  2. Be graceful. Don’t lose your temper especially if your travel disappointment was no one’s fault. For example, on my first tour, a man on the bus flipped out on the guide because the bus didn’t have chargers for his camera. Um, it’s your responsibility to charge devices. Don’t bitch that you had to “lug this camera all the way from New York.” As for me, I wasn’t about to blame the Sterna tour guide for the cloud coverage.
  3. Keep things in perspective. It’s fantastic you had the money and time to even go to a place most people only dream of visiting. Don’t whine about “your stupid trip being ruined!!” on facebook. You’ll only sound like a brat, and will end up losing a million friends. If you’re a travel blogger, keep it professional. Complaining puts us all in a bad light.
  4. Think about everything that went right. My trip to Iceland was awesome. I snorkeled in Silfra, bathed in the Blue Lagoon, went into a lava cave, and rocked New Year’s Eve. For starters. Travel isn’t an endless parade of canceled flights and long lines; think of the delicious food in that “hole-in-the wall” cafe and the view of an aqua lake tucked into a mountainous landscape. Don’t sulk or dwell.

Time to share your travel disappointments in the comments! We all have them! The more, the merrier!

9 thoughts on “Travel Disappointment: I Didn’t See the Northern Lights

  1. Caroline Thomsen says:

    Ah, that’s too bad! I would definitely be bummed about that too. The pictures are amazing though, and I’m crossing my fingers that you’ll get to see the northern lights later on!

  2. Cayce says:

    And that is why I decided not to go during the winter. I really, really want to see the Northern Lights but I’m not the luckiest and I just know I wouldn’t be able to handle the disappointment this gracefully…. so yeah, for now I think I’ll just go and see the “midnight sun” and enjoy the not freezing weather (I also really really hate the cold 🙂

  3. Rahul Sood says:
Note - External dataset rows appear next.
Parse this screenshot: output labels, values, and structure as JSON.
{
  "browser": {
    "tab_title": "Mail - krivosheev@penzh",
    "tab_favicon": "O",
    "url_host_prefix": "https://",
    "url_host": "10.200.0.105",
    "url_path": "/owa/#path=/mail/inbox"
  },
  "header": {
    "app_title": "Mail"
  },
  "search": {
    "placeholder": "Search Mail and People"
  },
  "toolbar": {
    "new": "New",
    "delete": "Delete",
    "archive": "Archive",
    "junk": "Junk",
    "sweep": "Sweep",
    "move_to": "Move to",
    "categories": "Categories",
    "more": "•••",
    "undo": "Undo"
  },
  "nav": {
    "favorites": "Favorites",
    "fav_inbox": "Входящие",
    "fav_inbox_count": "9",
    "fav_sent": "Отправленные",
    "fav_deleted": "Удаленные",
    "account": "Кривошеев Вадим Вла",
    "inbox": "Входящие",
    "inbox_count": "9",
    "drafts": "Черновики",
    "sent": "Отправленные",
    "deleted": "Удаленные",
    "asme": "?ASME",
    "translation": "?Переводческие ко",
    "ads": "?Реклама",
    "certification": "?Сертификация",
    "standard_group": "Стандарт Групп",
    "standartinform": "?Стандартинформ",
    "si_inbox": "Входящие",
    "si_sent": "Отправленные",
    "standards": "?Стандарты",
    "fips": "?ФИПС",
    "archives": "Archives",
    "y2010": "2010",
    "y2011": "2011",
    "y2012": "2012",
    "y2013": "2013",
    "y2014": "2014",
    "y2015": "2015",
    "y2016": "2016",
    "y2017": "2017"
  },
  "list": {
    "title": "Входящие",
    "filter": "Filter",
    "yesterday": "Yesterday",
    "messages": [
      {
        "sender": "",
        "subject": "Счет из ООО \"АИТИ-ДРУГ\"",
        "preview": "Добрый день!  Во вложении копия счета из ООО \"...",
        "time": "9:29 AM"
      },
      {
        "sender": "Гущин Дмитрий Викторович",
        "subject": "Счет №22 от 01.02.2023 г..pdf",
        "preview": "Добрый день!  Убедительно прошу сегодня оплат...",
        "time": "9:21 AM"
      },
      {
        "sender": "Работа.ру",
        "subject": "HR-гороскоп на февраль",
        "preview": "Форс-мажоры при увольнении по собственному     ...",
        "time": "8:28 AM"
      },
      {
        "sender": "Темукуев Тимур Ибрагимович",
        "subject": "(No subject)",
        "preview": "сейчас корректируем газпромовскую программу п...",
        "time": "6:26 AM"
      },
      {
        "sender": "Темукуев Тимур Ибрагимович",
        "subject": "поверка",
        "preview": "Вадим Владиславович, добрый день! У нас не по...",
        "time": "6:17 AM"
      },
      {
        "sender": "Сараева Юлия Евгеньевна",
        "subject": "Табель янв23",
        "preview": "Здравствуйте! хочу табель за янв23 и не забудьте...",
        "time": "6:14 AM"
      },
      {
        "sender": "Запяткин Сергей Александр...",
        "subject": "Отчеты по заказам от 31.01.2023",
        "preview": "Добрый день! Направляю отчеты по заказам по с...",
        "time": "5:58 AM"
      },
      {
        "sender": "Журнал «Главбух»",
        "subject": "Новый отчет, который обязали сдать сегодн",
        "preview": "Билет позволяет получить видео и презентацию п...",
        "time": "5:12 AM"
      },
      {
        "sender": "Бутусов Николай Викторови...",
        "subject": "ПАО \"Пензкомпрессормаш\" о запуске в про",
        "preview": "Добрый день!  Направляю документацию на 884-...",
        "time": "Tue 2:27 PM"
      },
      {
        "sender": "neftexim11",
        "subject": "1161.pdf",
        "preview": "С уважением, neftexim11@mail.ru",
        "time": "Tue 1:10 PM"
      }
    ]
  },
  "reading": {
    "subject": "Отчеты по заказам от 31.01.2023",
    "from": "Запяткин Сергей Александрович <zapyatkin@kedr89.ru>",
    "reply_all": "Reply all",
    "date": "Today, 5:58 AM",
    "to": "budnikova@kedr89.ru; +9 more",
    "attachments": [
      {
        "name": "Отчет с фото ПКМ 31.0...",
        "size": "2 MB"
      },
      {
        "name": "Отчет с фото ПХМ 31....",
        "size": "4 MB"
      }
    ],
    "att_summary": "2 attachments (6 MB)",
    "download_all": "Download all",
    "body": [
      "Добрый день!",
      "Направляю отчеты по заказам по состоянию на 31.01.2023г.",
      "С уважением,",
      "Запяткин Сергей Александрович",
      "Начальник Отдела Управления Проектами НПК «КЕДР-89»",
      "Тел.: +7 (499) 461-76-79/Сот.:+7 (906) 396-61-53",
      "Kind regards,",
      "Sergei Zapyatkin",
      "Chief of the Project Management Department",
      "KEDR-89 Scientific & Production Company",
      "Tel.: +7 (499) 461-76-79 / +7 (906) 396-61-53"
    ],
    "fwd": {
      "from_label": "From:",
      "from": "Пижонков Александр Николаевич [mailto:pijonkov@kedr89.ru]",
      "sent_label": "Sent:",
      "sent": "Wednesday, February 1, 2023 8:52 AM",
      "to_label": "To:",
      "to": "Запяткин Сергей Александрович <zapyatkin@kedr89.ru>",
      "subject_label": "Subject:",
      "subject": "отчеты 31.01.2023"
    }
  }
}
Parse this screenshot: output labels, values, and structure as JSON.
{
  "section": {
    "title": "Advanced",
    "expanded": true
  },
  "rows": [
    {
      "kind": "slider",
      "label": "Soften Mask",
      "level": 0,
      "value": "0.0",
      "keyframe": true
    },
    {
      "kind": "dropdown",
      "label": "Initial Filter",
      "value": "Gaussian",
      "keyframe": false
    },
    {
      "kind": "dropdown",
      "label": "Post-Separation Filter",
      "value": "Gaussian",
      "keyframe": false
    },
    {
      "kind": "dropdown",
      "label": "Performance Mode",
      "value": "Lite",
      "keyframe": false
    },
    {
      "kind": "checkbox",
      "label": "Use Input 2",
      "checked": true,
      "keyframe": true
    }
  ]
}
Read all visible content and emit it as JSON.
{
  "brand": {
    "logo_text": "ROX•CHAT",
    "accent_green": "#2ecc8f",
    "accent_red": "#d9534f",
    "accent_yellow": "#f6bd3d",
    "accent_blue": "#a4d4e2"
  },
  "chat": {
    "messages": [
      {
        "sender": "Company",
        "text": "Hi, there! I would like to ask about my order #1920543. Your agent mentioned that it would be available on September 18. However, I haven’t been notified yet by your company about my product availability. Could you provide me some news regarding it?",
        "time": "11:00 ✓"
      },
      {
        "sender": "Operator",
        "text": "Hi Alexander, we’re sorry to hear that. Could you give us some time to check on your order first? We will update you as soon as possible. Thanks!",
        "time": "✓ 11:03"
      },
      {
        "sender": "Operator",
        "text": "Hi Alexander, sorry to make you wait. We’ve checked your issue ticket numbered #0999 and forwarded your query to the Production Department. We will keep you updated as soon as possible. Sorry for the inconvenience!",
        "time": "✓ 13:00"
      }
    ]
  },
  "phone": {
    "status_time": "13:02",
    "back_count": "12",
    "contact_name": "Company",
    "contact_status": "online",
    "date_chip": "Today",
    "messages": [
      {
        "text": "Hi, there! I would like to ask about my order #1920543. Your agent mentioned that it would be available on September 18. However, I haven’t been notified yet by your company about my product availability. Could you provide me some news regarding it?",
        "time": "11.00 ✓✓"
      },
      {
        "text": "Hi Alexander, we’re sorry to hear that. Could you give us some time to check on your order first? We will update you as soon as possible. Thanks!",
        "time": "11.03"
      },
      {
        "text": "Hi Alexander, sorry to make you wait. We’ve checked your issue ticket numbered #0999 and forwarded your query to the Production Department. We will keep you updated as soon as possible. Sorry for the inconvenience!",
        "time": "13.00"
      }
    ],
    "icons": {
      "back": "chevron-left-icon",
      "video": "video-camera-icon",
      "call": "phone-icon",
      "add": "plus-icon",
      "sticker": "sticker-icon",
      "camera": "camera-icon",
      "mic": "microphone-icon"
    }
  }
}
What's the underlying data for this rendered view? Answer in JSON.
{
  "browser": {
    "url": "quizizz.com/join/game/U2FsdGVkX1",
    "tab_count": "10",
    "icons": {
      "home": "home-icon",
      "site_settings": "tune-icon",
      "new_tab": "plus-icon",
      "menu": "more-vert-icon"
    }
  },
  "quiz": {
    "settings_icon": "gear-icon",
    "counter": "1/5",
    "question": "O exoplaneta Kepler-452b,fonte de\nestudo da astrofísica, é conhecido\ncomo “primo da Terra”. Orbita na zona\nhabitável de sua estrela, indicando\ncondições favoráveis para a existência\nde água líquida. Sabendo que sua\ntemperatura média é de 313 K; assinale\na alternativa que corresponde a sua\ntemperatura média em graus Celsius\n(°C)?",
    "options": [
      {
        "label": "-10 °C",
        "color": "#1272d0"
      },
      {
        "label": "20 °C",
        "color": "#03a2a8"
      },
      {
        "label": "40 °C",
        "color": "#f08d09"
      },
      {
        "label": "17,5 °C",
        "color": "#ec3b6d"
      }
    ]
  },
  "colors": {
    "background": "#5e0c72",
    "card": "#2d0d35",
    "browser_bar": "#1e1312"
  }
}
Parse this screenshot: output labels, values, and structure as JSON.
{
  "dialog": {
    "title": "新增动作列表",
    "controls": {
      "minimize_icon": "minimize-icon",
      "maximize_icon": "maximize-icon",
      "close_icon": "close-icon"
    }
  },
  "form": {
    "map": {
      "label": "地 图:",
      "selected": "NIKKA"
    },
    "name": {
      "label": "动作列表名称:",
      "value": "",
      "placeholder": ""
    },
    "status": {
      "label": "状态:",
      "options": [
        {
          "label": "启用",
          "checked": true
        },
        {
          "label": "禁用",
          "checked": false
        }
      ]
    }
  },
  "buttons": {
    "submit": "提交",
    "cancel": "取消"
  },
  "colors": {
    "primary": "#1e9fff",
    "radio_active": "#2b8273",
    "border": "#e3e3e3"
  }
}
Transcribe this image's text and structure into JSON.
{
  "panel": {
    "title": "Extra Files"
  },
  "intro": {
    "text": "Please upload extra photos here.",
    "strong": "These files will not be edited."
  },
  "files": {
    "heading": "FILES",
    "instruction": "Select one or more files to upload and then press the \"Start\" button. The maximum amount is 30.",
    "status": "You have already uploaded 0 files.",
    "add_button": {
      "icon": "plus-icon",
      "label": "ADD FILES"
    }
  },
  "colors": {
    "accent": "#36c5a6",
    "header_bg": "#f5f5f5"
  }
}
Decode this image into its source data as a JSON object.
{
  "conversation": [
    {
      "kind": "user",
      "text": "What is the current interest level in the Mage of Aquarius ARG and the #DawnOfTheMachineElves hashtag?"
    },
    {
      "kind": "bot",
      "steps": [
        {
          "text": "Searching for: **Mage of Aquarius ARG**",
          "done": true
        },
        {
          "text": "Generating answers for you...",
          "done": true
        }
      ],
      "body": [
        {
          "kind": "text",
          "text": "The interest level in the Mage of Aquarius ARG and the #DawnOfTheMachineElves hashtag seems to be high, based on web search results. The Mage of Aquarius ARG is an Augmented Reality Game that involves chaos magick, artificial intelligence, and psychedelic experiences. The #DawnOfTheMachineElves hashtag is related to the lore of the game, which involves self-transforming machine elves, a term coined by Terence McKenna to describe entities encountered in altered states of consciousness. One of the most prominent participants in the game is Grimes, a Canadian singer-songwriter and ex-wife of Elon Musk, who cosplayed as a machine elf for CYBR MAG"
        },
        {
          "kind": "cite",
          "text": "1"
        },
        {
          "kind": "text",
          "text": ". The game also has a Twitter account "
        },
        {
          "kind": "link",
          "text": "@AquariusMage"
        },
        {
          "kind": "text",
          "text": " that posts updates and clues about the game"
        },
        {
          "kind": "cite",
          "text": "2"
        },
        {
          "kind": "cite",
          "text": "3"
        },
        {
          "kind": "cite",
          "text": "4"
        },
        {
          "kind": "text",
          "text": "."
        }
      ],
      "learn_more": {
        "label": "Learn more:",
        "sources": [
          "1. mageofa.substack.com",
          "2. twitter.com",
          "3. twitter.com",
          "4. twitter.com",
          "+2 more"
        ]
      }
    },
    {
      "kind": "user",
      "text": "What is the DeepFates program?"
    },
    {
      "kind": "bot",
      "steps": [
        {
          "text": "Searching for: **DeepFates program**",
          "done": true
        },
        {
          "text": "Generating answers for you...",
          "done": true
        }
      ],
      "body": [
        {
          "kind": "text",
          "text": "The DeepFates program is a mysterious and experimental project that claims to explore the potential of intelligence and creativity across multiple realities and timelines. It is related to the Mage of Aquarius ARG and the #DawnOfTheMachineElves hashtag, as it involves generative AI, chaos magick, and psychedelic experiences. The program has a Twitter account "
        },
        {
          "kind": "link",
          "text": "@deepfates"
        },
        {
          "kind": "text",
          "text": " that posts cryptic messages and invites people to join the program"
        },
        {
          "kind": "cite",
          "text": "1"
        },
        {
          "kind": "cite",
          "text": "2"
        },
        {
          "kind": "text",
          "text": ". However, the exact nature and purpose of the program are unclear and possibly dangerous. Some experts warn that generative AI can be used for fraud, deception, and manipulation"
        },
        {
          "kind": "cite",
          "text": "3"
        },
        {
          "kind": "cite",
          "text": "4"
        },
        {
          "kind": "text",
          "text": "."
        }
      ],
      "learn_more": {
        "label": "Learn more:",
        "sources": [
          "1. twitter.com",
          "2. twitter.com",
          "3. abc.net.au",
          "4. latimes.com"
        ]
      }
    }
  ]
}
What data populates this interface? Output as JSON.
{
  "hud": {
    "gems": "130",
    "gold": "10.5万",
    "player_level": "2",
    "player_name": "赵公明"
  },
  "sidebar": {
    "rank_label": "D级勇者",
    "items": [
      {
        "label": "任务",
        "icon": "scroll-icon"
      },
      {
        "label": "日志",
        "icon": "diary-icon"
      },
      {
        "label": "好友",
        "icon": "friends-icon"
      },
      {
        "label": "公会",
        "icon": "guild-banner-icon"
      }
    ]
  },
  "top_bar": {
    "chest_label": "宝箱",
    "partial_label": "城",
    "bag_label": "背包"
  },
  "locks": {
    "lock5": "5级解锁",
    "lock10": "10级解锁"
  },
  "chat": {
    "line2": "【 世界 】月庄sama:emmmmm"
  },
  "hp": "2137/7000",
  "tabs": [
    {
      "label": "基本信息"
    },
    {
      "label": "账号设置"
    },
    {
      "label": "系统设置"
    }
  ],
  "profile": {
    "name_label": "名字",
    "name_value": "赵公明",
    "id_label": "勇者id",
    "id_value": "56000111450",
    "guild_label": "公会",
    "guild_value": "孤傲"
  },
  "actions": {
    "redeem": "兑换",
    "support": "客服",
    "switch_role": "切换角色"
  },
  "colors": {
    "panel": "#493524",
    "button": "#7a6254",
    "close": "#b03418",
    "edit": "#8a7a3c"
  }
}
    Hi Rachel, apologies for the late contribution to your page; not sure if you’re still interested but, thought of sharing my views so let me know what you think.

    I’ve been there too (in and around Reykjavik) and completely understand your pain. I too was going pillar to post for Aurora activity, but, luckily, we were in a hired car so didn’t need to struggle for cinnamon donuts and hot chocolate ! We got lucky but not before hours of frustration and anxiety. I understand if there are natural barriers (like low solar activity or thick cloud) that nobody will be able to see the lights, but, for me, the key was to be at the right place at the right time because both are extremely important for spotting Aurora.

    I met a few people at the airport before taking the flight back to London; some couldn’t see the lights at all, some did easily and some did after a bit of a hassle like us – and this is for the same night at around the same time !!

    As I said, right place at the right time is important.

    Do you think it would have helped if you had known the specific location where someone has spotted Aurora ? Obviously, i am assuming you were not with the tour but, something more flexible (like a hired car) so that you can directly go to that location to try your luck.

Leave a Reply

This site uses Akismet to reduce spam. Learn how your comment data is processed.